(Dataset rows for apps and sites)

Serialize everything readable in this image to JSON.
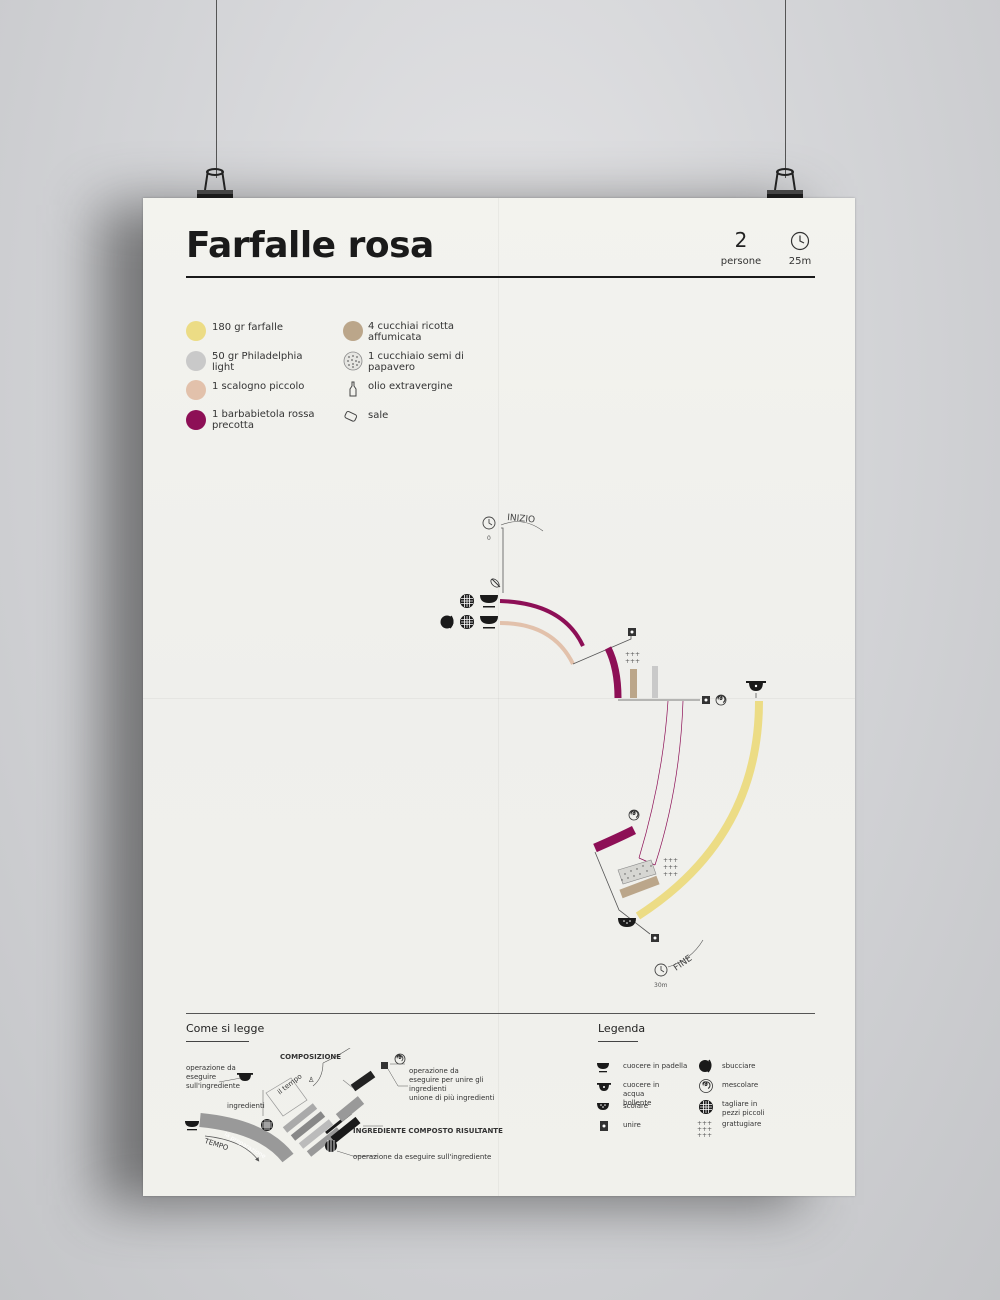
{
  "recipe": {
    "title": "Farfalle rosa",
    "servings_value": "2",
    "servings_label": "persone",
    "time_label": "25m"
  },
  "ingredients": [
    {
      "label": "180 gr farfalle",
      "color": "#ecdc85",
      "icon": "circle"
    },
    {
      "label": "50 gr Philadelphia light",
      "color": "#c9c9c9",
      "icon": "circle"
    },
    {
      "label": "1 scalogno piccolo",
      "color": "#e2c1ab",
      "icon": "circle"
    },
    {
      "label": "1 barbabietola rossa precotta",
      "color": "#8d0f56",
      "icon": "circle"
    },
    {
      "label": "4 cucchiai ricotta affumicata",
      "color": "#bba68a",
      "icon": "circle"
    },
    {
      "label": "1 cucchiaio semi di papavero",
      "color": "#999999",
      "icon": "poppy-seed-icon"
    },
    {
      "label": "olio extravergine",
      "color": "#555555",
      "icon": "oil-bottle-icon"
    },
    {
      "label": "sale",
      "color": "#555555",
      "icon": "salt-icon"
    }
  ],
  "timeline": {
    "start_label": "INIZIO",
    "start_time": "0",
    "end_label": "FINE",
    "end_time": "30m"
  },
  "how_to_read": {
    "title": "Come si legge",
    "labels": {
      "operation_ingredient": "operazione da eseguire sull'ingrediente",
      "composition": "COMPOSIZIONE",
      "ingredients": "ingredienti",
      "time_flow": "il tempo",
      "time": "TEMPO",
      "preparation": "la preparazione",
      "operation_union": "operazione da eseguire per unire gli ingredienti",
      "union": "unione di più ingredienti",
      "result": "INGREDIENTE COMPOSTO RISULTANTE",
      "operation_bottom": "operazione da eseguire sull'ingrediente"
    }
  },
  "legend": {
    "title": "Legenda",
    "items": [
      {
        "label": "cuocere in padella",
        "icon": "pan-icon"
      },
      {
        "label": "sbucciare",
        "icon": "peel-icon"
      },
      {
        "label": "cuocere in acqua bollente",
        "icon": "pot-icon"
      },
      {
        "label": "mescolare",
        "icon": "spiral-icon"
      },
      {
        "label": "scolare",
        "icon": "colander-icon"
      },
      {
        "label": "tagliare in pezzi piccoli",
        "icon": "grid-cut-icon"
      },
      {
        "label": "unire",
        "icon": "join-icon"
      },
      {
        "label": "grattugiare",
        "icon": "grate-icon"
      }
    ]
  },
  "colors": {
    "farfalle": "#ecdc85",
    "philadelphia": "#c9c9c9",
    "scalogno": "#e2c1ab",
    "barbabietola": "#8d0f56",
    "ricotta": "#bba68a",
    "poppy": "#888888"
  }
}
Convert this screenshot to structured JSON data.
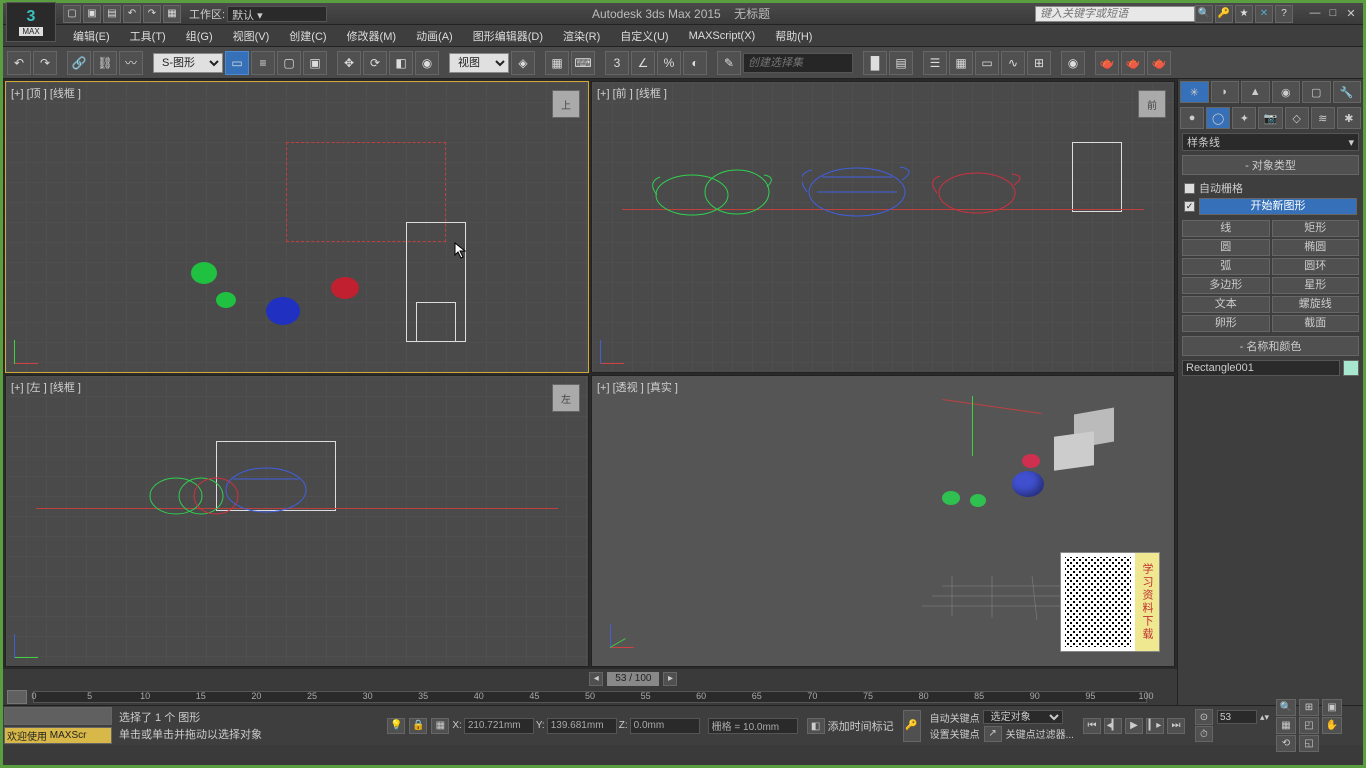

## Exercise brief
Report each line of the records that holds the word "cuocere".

## Problem solution
        "label": "cuocere in padella",
        "label": "cuocere in acqua bollente",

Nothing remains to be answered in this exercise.